**Goal of the exercise:**
In the entries below, count each line where "Files" appears. Give the total and nothing more.

--- Source records Enclosed Below ---

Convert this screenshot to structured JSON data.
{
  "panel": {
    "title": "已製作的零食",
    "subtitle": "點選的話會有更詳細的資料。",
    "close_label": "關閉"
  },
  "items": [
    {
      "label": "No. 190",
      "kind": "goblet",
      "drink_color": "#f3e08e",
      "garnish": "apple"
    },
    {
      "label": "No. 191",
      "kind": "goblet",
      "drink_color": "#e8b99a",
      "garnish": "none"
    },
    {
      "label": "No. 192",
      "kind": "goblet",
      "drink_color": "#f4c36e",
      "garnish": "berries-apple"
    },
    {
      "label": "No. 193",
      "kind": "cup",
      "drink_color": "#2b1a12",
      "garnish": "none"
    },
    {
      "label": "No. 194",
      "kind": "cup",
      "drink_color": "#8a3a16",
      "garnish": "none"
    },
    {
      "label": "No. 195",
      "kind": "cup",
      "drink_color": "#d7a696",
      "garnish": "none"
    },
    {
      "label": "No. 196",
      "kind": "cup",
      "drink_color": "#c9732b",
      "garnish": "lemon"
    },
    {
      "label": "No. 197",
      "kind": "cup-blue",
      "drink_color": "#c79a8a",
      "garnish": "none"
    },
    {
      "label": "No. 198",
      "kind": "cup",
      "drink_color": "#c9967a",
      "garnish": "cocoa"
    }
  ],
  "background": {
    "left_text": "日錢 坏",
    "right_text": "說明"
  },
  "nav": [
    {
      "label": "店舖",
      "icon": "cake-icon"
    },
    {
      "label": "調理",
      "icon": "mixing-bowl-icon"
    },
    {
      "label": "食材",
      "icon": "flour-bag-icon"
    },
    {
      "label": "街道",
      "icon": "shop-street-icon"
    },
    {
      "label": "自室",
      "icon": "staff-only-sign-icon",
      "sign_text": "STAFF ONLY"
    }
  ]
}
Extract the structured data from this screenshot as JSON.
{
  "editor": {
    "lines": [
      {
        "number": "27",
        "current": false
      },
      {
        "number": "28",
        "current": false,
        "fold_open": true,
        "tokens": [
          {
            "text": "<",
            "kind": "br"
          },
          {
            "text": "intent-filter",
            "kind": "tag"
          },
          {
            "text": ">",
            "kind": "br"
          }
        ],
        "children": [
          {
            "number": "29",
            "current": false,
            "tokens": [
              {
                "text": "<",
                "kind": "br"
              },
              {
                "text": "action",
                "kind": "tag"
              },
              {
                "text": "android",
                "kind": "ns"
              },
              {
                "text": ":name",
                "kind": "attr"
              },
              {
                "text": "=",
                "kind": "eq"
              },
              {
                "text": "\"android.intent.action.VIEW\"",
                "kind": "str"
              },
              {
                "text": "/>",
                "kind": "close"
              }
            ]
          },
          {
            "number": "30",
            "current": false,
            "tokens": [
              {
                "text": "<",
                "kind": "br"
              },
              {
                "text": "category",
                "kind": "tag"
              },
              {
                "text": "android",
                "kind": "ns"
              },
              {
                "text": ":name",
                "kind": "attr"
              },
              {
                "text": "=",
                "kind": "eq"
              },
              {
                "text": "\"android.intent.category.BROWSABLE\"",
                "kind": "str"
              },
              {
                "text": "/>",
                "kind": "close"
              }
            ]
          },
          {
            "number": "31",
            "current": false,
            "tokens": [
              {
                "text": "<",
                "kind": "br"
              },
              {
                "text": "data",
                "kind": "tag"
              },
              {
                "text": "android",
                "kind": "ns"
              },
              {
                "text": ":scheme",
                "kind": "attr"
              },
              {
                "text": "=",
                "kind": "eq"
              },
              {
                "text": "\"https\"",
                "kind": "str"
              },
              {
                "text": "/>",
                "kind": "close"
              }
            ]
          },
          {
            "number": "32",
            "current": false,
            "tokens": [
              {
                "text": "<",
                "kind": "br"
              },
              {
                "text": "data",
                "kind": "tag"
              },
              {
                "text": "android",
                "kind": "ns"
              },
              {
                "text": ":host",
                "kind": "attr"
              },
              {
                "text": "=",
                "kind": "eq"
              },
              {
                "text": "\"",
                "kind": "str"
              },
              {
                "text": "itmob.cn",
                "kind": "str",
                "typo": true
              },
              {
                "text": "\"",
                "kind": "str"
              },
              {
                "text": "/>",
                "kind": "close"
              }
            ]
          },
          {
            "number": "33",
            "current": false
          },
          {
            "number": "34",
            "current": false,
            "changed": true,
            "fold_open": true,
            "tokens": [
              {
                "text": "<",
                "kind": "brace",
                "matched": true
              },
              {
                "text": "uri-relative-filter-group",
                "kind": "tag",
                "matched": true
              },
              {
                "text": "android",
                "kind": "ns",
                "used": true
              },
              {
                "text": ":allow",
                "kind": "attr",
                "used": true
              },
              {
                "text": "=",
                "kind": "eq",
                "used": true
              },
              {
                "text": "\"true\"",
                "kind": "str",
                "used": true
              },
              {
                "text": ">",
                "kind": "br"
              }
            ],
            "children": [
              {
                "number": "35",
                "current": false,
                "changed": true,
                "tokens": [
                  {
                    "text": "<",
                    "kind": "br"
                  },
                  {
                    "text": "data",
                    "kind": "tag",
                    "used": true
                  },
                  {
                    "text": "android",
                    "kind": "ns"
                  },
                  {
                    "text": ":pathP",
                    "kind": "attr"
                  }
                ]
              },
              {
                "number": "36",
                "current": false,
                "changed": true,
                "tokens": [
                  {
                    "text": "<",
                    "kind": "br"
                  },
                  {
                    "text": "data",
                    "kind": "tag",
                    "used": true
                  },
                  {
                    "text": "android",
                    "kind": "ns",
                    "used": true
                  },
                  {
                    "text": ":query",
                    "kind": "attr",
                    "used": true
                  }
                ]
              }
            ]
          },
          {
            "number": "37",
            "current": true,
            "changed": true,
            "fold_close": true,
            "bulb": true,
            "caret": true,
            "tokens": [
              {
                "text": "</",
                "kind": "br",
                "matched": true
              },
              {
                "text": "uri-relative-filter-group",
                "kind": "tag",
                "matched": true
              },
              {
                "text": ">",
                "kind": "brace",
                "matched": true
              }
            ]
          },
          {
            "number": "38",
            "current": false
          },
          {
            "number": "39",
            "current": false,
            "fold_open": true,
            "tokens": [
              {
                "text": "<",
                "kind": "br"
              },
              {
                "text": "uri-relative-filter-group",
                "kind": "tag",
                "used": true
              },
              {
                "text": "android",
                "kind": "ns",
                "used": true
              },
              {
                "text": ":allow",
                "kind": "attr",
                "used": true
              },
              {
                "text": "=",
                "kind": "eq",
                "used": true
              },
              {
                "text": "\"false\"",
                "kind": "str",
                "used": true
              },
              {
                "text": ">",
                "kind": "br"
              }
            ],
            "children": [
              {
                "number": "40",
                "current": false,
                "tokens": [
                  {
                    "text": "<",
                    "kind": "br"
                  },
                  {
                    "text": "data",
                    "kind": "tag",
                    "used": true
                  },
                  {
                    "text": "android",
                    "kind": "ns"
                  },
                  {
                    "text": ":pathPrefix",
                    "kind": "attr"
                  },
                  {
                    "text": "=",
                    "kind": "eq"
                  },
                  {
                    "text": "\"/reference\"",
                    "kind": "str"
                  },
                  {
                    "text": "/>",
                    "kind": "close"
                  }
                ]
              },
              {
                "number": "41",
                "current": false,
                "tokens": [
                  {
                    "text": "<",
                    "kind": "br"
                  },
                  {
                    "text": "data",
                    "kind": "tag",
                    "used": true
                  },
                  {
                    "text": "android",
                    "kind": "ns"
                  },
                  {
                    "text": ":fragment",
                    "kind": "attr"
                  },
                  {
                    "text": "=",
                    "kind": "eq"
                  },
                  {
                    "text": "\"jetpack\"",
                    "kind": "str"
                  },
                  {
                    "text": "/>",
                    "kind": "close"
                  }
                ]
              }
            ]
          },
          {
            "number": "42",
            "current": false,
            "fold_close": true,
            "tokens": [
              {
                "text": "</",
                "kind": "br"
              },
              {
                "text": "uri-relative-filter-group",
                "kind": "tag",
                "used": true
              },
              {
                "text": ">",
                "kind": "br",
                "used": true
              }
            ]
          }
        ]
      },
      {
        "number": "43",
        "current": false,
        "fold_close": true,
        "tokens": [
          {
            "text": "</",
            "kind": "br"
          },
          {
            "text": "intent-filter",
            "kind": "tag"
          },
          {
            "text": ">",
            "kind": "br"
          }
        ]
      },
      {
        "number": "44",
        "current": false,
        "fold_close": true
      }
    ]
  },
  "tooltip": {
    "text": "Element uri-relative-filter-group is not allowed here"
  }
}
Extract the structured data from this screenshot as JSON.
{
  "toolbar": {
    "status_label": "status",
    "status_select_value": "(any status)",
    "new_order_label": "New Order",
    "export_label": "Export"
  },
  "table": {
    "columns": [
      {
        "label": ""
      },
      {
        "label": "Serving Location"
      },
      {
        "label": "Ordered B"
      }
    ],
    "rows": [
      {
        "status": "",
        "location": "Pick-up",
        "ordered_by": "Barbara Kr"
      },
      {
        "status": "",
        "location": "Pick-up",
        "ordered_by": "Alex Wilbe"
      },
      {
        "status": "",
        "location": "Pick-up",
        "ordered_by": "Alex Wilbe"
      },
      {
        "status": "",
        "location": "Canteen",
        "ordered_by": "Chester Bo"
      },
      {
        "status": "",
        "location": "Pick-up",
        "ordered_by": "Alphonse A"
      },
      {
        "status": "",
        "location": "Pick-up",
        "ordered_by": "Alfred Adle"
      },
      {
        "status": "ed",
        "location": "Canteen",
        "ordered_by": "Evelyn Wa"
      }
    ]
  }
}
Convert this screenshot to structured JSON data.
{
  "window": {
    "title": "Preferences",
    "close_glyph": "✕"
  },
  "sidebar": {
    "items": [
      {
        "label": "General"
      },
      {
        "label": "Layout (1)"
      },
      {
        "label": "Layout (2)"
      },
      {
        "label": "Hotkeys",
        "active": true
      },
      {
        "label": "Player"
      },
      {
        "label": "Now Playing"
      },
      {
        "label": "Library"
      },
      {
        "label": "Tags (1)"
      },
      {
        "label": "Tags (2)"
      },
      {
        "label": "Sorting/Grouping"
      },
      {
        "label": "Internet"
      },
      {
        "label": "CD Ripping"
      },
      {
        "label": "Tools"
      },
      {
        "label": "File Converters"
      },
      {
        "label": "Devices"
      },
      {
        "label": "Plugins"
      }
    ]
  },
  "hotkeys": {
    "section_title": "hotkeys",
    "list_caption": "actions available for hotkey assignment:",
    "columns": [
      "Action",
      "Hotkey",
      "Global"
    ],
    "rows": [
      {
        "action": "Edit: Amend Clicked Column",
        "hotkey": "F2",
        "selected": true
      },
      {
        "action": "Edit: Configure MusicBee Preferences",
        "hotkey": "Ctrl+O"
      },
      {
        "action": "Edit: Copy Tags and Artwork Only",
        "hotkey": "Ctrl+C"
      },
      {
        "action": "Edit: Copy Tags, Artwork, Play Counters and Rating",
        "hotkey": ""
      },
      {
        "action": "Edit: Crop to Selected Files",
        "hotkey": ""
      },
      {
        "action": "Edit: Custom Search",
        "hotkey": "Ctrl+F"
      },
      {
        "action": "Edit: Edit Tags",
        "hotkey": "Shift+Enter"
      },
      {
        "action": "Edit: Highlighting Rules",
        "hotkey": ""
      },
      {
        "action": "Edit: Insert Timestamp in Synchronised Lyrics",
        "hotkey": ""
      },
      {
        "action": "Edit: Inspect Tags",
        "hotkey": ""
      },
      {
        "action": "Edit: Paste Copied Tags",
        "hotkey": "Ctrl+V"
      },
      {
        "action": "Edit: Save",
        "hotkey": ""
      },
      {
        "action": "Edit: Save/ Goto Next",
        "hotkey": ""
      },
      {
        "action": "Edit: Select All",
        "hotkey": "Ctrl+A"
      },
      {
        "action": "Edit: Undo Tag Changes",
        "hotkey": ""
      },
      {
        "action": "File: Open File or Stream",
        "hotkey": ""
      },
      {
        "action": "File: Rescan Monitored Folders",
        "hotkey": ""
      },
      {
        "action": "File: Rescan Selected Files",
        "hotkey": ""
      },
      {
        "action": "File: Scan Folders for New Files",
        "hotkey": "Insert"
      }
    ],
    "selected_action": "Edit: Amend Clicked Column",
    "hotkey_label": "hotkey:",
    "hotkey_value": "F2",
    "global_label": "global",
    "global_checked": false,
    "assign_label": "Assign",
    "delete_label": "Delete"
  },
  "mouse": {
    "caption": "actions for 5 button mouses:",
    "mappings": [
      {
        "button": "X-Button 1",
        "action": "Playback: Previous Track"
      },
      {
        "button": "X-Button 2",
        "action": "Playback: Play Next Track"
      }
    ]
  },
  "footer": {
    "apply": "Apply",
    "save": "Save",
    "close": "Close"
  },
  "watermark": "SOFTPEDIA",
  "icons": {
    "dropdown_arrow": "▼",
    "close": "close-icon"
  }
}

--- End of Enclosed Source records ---

**Completed exercise:**
3